This guide is designed to provide students in the LUC Law School's "U.S. Law for Foreign Lawyers" LL.M. program and visiting foreign scholars with a roadmap for their research. Students in this program and visiting scholars may use the LUC Libraries, and they will also receive Westlaw, Lexis, and Bloomberg Law passwords.
Detailed information on the Law Library and its services is available on the Law Library's website. See the LUC Libraries' website for information on the Lewis Library, Cudahy Library, and Health Sciences Library.
The Bluebook is a style manual that contains the national citation rules most often used by U.S. law students, faculty, and federal courts. Originally published in 1926, the current edition is the 20th, which is updated periodically to reflect new types of citations. The popularity of The Bluebook among law students and legal professionals has resulted in a new term: Bluebooking. Bluebooking is the process of editing legal texts to ensure that assertions are supported by citations that conform to the rules in The Bluebook.
There are a number of copies of the current edition of The Bluebook on reserve in the Law Library for use in the Library.
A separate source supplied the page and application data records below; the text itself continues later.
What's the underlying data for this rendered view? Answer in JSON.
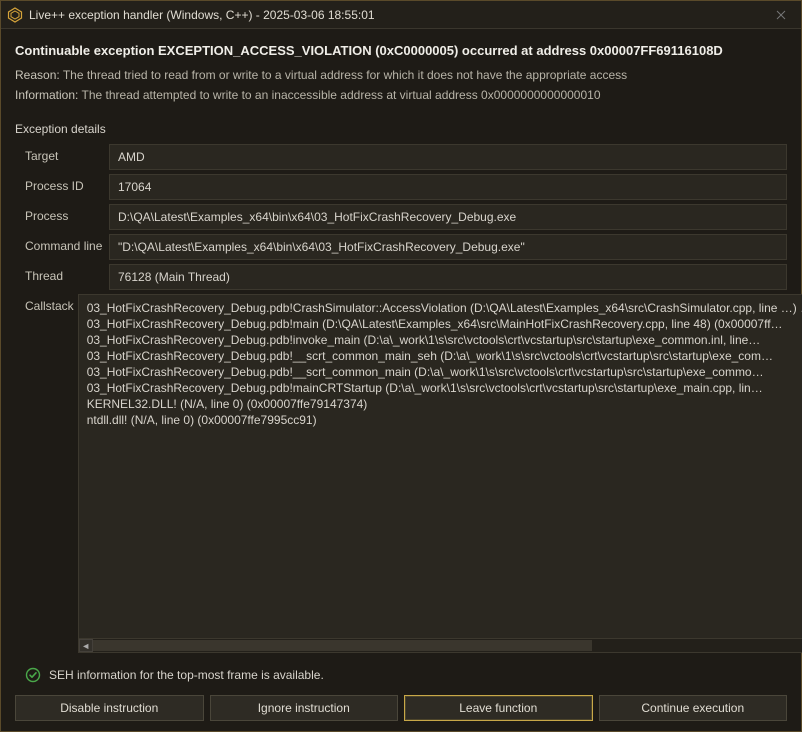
{
  "window": {
    "title": "Live++ exception handler (Windows, C++) - 2025-03-06 18:55:01"
  },
  "headline": "Continuable exception EXCEPTION_ACCESS_VIOLATION (0xC0000005) occurred at address 0x00007FF69116108D",
  "reason": {
    "label": "Reason:",
    "text": "The thread tried to read from or write to a virtual address for which it does not have the appropriate access"
  },
  "information": {
    "label": "Information:",
    "text": "The thread attempted to write to an inaccessible address at virtual address 0x0000000000000010"
  },
  "section_title": "Exception details",
  "fields": {
    "target": {
      "label": "Target",
      "value": "AMD"
    },
    "process_id": {
      "label": "Process ID",
      "value": "17064"
    },
    "process": {
      "label": "Process",
      "value": "D:\\QA\\Latest\\Examples_x64\\bin\\x64\\03_HotFixCrashRecovery_Debug.exe"
    },
    "command_line": {
      "label": "Command line",
      "value": "\"D:\\QA\\Latest\\Examples_x64\\bin\\x64\\03_HotFixCrashRecovery_Debug.exe\""
    },
    "thread": {
      "label": "Thread",
      "value": "76128 (Main Thread)"
    },
    "callstack": {
      "label": "Callstack"
    }
  },
  "callstack_lines": [
    "03_HotFixCrashRecovery_Debug.pdb!CrashSimulator::AccessViolation (D:\\QA\\Latest\\Examples_x64\\src\\CrashSimulator.cpp, line …) …",
    "03_HotFixCrashRecovery_Debug.pdb!main (D:\\QA\\Latest\\Examples_x64\\src\\MainHotFixCrashRecovery.cpp, line 48) (0x00007ff…",
    "03_HotFixCrashRecovery_Debug.pdb!invoke_main (D:\\a\\_work\\1\\s\\src\\vctools\\crt\\vcstartup\\src\\startup\\exe_common.inl, line…",
    "03_HotFixCrashRecovery_Debug.pdb!__scrt_common_main_seh (D:\\a\\_work\\1\\s\\src\\vctools\\crt\\vcstartup\\src\\startup\\exe_com…",
    "03_HotFixCrashRecovery_Debug.pdb!__scrt_common_main (D:\\a\\_work\\1\\s\\src\\vctools\\crt\\vcstartup\\src\\startup\\exe_commo…",
    "03_HotFixCrashRecovery_Debug.pdb!mainCRTStartup (D:\\a\\_work\\1\\s\\src\\vctools\\crt\\vcstartup\\src\\startup\\exe_main.cpp, lin…",
    "KERNEL32.DLL! (N/A, line 0) (0x00007ffe79147374)",
    "ntdll.dll! (N/A, line 0) (0x00007ffe7995cc91)"
  ],
  "status": "SEH information for the top-most frame is available.",
  "buttons": {
    "disable": "Disable instruction",
    "ignore": "Ignore instruction",
    "leave": "Leave function",
    "continue": "Continue execution"
  }
}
The Law Library also owns a number of books that provide guidance on how to use The Bluebook.
The Law Library offers a detailed guide for first-year law students that foreign students and faculty will also find helpful. See also the "Books" tab for introductory titles related to the U.S. legal system, legal research, and legal writing, as well as the "Web Resources" tab for other helpful information.
There is a Reference Desk on the third floor of the Law Library where an assigned Reference Librarian assists our students, faculty, and visitors during most hours the Law Library is open. Our Reference Librarians all have U.S. law degrees, as well as graduate degrees in library science. The Reference Librarian is available to help with specific research questions that do not require lengthy consultations, as well as advice on document retrieval, and minor technology issues. For more lengthy requests, including research guidance and individual tours, please ask to set up an appointment with a Reference Librarian.
Westlaw (platform WestlawNext) and LexisNexis are the two major commercial legal research databases utilized in the U.S. Currently, there are two versions of LexisNexis (Lexis.com and Lexis Advance). WestlawNext and Lexis Advance offer the ability to search across multiple databases, similar to a Google search.
Both Westlaw and LexisNexis offer a number of helpful user guides:
Both services also offer extensive interactive/video tutorials once a user is logged on to each service. In Westlaw, click on the "Training" link. In LexisNexis, click on "Interactive Tutorials." There are also a number of YouTube videos that focus on Westlaw and LexisNexis training. For example, see the LexisNexis YouTube Channel.
Bloomberg Law is a relatively new commercial legal research database that is gaining popularity. LUC law students and faculty without Bloomberg Law accounts may sign up under "Register for a Bloomberg Law Account," utilizing their LUC credentials.
CALI, the Center for Computer-Assisted Legal Instruction, is a non-profit consortium of U.S. law schools that offers nearly 1,000 online lessons on legal topics. The lessons are generally authored by law school faculty and law librarians. LUC Law School faculty and students may access CALI lessons with a password that is available at the Law Library's reference desk. There are also free downloadable eBooks now available through CALI's eLangdell® Press.
The video below explains how to access CALI lessons
Legal vocabulary is highly specialized. The books listed below are designed to help with legal vocabulary in English. There are also videos available on YouTube that address the subject of "Legal English" (search with the term "Legal English").
The American Bar Association (ABA) is a national organization of attorneys, and it is headquarted in Chicago. This is the RSS feed for the ABA's "Daily News."
Many online translators are available on the WWW, but these should be used with caution since web translators do not generally include specialized legal or commercial vocabulary. Online translators, however, may be of some help in getting the general sense of a document or passage. Examples of WWW translators are: